The last hand weaving workshop in Italy in the oldest Franciscan church in Perugia, which is a laboratory and museum at the same time. An art workshop, where every single object has a story to tell. Here time is rediscovered, to reveal beauty and then show it, as it is, simple and great.
In the deconsecrated temple of San Francesco delle Donne , the medieval and Renaissance textile tradition of Umbria re-emerges every day from a patient intertwining of history and high craftsmanship, on large wooden looms of the eighteenth and nineteenth centuries .
And among the wide mullioned windows that illuminate the nave, young women still throw the shuttle, as the Benedictine nuns did eight centuries ago.
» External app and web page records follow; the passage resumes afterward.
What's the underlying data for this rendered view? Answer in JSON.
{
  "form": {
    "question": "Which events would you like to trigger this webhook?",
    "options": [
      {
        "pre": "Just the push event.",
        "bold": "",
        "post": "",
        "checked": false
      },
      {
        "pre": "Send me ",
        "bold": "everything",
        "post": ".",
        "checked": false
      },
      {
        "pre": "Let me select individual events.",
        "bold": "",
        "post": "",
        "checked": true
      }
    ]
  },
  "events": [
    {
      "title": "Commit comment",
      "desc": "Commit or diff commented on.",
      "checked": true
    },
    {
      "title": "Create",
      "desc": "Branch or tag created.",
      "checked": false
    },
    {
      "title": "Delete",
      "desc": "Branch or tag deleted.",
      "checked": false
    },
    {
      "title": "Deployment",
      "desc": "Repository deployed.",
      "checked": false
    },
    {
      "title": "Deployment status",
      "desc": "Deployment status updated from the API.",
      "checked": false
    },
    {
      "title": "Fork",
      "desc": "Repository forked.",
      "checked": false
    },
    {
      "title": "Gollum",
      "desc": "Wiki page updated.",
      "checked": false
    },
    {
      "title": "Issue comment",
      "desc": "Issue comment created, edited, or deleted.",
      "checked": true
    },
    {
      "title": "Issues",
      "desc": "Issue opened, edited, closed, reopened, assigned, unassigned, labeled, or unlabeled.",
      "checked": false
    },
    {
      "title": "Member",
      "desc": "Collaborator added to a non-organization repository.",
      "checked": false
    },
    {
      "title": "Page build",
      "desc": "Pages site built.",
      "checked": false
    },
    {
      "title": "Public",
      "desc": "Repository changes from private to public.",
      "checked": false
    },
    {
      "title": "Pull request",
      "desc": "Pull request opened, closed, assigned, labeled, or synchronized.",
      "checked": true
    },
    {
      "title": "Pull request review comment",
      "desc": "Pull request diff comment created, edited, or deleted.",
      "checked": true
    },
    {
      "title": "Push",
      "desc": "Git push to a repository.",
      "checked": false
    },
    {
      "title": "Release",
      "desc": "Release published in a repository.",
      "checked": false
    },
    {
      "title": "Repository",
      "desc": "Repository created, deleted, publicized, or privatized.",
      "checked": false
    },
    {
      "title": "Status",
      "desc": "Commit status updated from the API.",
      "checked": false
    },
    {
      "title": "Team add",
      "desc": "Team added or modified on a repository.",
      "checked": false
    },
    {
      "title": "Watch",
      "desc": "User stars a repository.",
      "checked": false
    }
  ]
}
In 1925 in San Francisco Women settled the ceramics factory “La Salamandra”, famous for its “avant-garde”, which had left, as a sign of its passage, a surprising chimney. The important company, which hosted the best artists in the sector, renovated the church tower and also restored the original roof of the convent. The leitmotif of women’s work characterizes this special place. And so it does not seem accidental that since 1996 the Giuditta Brozzetti laboratory has been following the path started centuries ago by the Benedictine nuns. Visiting the laboratory is like taking a journey through time. The atelier is located in via Berardi 5, in the Porta Sant’Angelo district, within the fourteenth-century walls.
The passion of Giuditta Bronzetti
The Judith laboratory realizes artistic fabrics “tailored” for four generations. They are manufactured in linen, cotton, silk, cashmere blend and laminate. Curtains and bedspreads , tapestries and table cloths catch the eye as do the centerpieces, table covers, cushions and lampshades scattered all around . Between colors and decorations, the visitor is almost immersed in an ancestral artisan memory. Marta Cucchia , the founder’s great-granddaughter, still teaches, upon request, the forgotten art of hand weaving. But thanks to unprecedented color combinations and imaginative style contaminations, it offers an eclectic line of exclusive and personalized pieces.
Mother of five children, in the years of the First World War, she was appointed director of the elementary schools of Perugia. To inspect the schools, he rode in a carriage along the narrow streets of the villages and along the farmyards of the farmsteads. Intrigued by the rhythmic noise of the looms that came from inside the peasant houses, she discovered the world that changed her life. He then began to collect the most beautiful fabrics to take them to the city. The work of the poor families of the Perugia countryside were exhibited and sold along Corso Vannucci, in the beautiful windows of the permanent market of the “Italian Decorative Arts”. After the war, when the men returned from the front, Giuditta resigned from her position as director, enrolled in the Register of Artisans and in 1921 opened a hand-weaving workshop in the central via Baglioni, where the damasks of the past were reproduced and the traditional Perugian tablecloths .
The “schoolchildren” who attended the workshop, according to a medieval heritage, to learn the trade paid by paying small sums or offering symbolic gifts on the occasion of Christmas or Easter. In those same years, not far away, a sister of Giuditta, Margherita Casini Lastrucci , opened one of the best tailors in Perugia.
The rustic fabrics were not produced in the workshop created by Giuditta but were born directly in the homes of the weavers, with the aid of traditional manual pedal looms with four heddles. Often, the whole family participated in the work intended for the atelier. The artisan workshop came to employ about twenty people.
Clara Baldelli Bombelli Cucchia , great-granddaughter of Giuditta Brozzetti, engaged through a careful and passionate study in safeguarding the glorious artisan tradition, transformed the
individual firm into a cooperative company and proposed to the municipality of Perugia to recover the thirteenth-century church of San Francesco delle Donne.
The fabric is woman
The workers led by Marta Cucchia and her mother Clara Baldelli Bombelli , with heald looms still make “rustic” fabrics of the Umbrian folk tradition. With jacquard looms (patented by Vincenzi in 1836) damasks and plain weaves in cotton, linen and silk blend are woven. And thanks to an original seventeenth-century loom, it was possible to recover a technique of which the memory had been lost : the weaving called Fiamma di Perugia . Unique and indestructible artistic fabrics that have some original features. The hallmark of the laboratory, almost a trademark, is the Trina , a light and transparent fabric invented by Giuditta Brozzetti, especially suitable for making tablecloths and curtains: it has small geometric designs in the shape of a rhombus with an openwork effect reminiscent of a lace.
This is how Giuditta, the Italian heroine of the fabric, is remembered:
“She immediately made a sketch and then calmly finished the details, sitting on a folding stool that she always carried with her, along with a pad of paper and pencils from which she never separated ”